Data to use Block Start

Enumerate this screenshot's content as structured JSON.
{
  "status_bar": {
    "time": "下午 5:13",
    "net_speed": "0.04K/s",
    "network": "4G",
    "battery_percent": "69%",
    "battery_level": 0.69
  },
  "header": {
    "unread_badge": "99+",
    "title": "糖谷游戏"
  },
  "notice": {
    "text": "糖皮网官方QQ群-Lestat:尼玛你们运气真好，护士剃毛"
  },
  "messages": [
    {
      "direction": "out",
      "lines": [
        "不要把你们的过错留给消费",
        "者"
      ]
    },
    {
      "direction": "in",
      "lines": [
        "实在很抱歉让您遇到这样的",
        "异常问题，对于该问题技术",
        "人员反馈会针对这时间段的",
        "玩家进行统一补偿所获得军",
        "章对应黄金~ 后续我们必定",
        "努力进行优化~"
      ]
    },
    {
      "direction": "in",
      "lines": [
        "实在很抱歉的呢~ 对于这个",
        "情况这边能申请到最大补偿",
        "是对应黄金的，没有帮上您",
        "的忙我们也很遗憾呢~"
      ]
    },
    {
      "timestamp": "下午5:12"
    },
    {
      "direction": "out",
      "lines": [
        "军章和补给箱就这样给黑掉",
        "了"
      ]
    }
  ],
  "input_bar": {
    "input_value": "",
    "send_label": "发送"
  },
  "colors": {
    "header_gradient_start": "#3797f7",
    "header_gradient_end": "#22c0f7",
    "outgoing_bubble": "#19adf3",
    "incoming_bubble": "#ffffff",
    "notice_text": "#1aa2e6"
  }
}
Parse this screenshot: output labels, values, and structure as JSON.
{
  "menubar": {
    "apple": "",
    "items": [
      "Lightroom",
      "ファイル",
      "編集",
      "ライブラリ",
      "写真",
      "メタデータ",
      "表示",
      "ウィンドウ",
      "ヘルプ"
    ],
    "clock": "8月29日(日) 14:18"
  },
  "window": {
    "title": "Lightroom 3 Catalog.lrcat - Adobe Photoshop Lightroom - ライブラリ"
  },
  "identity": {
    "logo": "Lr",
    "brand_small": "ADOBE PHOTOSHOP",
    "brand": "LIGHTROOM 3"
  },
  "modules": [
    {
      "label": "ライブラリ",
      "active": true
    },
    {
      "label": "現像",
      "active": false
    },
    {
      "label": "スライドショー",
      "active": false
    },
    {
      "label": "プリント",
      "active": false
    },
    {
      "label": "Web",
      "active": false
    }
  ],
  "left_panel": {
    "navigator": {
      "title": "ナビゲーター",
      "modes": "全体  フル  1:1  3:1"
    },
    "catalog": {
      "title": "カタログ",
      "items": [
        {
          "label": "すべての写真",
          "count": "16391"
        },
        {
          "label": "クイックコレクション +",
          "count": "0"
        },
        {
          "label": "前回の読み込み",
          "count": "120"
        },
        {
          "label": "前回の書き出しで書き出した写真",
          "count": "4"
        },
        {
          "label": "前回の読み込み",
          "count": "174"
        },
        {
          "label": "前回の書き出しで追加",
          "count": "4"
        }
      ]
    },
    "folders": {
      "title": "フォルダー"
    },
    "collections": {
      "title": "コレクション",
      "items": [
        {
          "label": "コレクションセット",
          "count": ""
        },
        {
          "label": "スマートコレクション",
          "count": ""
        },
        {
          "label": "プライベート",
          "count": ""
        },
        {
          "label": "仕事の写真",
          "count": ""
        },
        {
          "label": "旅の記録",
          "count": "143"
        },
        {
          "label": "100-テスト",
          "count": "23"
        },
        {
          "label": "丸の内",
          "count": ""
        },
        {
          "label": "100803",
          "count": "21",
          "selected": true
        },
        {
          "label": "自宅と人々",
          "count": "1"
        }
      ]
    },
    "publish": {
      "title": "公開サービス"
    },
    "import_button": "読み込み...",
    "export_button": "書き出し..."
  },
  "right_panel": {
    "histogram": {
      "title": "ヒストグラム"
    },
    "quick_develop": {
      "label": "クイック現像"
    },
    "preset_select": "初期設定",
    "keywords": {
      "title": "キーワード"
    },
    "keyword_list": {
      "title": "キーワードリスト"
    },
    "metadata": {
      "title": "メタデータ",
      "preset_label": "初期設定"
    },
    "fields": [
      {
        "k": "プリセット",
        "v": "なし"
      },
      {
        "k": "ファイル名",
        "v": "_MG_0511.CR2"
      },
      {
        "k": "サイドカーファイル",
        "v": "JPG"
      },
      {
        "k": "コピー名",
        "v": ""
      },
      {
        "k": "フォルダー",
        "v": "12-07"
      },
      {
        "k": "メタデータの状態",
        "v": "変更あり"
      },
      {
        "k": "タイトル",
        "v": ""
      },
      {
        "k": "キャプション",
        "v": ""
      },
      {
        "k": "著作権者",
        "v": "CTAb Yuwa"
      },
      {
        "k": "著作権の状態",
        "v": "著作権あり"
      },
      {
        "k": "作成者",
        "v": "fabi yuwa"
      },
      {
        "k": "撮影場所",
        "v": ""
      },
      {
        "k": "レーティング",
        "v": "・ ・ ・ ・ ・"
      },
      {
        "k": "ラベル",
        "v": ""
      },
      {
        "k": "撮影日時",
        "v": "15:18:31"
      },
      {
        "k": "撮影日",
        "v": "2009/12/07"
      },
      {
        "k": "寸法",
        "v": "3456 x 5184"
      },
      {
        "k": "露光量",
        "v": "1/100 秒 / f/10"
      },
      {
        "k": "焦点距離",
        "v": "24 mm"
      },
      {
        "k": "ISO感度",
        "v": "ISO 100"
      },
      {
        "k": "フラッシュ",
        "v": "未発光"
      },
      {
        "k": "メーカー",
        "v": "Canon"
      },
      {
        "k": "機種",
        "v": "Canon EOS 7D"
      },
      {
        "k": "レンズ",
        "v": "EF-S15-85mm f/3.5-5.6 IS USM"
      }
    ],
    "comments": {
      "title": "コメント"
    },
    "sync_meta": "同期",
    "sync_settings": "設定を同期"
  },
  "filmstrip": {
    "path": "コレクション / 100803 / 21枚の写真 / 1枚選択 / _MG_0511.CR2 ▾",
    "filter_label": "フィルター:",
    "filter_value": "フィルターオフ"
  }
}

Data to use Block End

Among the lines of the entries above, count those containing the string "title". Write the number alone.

12